On the bildungsroman

A German term for the “coming of age” novel, the bildungsroman as a genre is as old as time, as timeless as humanity itself. Customs, traditions, a rite of passage, almost all cultures celebrate the liminal state of the “tweener” in their journey to adulthood. Novelists have pursued the topic of with a certain energy, if not enthusiasm. I would venture to say that most novelists are trying to understand their own coming of age by writing that experience into a work of art that may or may not mirror their own. Perhaps they a looking for redemption, perhaps they are looking for sacrifice, but regardless of their intent, they have left a broad trail of broken dreams, failed intentions, and busted lives. Coming of age is that moment experience supplants innocence, and the grown child looks out at the world with new eyes. The transition may be rocky, painful, full of disillusion, regret, a place where dreams go to die. We find out that we are mortal, imperfect, and finite, but what is worse, we find out who we really might be. The problem is that all young children will eventually turn into adults whether they want to or not. During that transition, youngsters are asked to make a series of decisions about their future, for good or bad. In theory, the bildungsroman is about those experiences and those changes that shape a young person, resulting in a new being.
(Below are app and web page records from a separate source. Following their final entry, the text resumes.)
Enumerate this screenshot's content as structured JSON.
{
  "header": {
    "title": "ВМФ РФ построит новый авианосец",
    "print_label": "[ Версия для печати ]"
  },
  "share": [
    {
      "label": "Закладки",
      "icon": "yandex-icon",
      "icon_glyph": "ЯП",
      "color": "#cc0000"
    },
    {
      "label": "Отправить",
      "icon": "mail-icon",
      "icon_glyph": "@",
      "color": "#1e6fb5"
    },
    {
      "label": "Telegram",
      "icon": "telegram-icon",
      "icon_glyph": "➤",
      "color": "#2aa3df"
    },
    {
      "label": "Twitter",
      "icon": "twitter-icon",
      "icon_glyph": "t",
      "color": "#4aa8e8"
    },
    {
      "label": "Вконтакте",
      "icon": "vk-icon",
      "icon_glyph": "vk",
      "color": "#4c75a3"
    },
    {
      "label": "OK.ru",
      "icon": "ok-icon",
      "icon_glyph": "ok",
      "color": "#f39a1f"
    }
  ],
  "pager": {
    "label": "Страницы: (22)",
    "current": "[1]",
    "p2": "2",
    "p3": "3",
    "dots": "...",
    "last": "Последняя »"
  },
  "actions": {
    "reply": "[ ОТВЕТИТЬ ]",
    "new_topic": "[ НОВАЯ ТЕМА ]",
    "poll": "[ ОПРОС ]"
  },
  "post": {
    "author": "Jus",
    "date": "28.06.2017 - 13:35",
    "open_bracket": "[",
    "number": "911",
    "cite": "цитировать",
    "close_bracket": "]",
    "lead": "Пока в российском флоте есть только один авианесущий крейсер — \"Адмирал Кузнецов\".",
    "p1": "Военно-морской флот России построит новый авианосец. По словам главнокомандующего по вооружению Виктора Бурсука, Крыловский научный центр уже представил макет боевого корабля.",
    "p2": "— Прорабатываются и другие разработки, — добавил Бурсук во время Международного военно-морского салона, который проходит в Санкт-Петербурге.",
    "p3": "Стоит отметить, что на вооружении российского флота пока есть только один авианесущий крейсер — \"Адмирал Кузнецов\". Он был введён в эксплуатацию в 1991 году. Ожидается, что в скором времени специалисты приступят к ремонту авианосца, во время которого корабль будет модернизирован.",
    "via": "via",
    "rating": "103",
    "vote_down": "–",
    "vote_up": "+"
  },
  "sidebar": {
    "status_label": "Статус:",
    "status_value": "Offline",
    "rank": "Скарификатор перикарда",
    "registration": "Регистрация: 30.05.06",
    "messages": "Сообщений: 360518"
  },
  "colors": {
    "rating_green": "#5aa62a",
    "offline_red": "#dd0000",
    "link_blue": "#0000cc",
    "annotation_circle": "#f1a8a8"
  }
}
Do you have a favorite “coming-of-age” novel? I’d like to hear about it.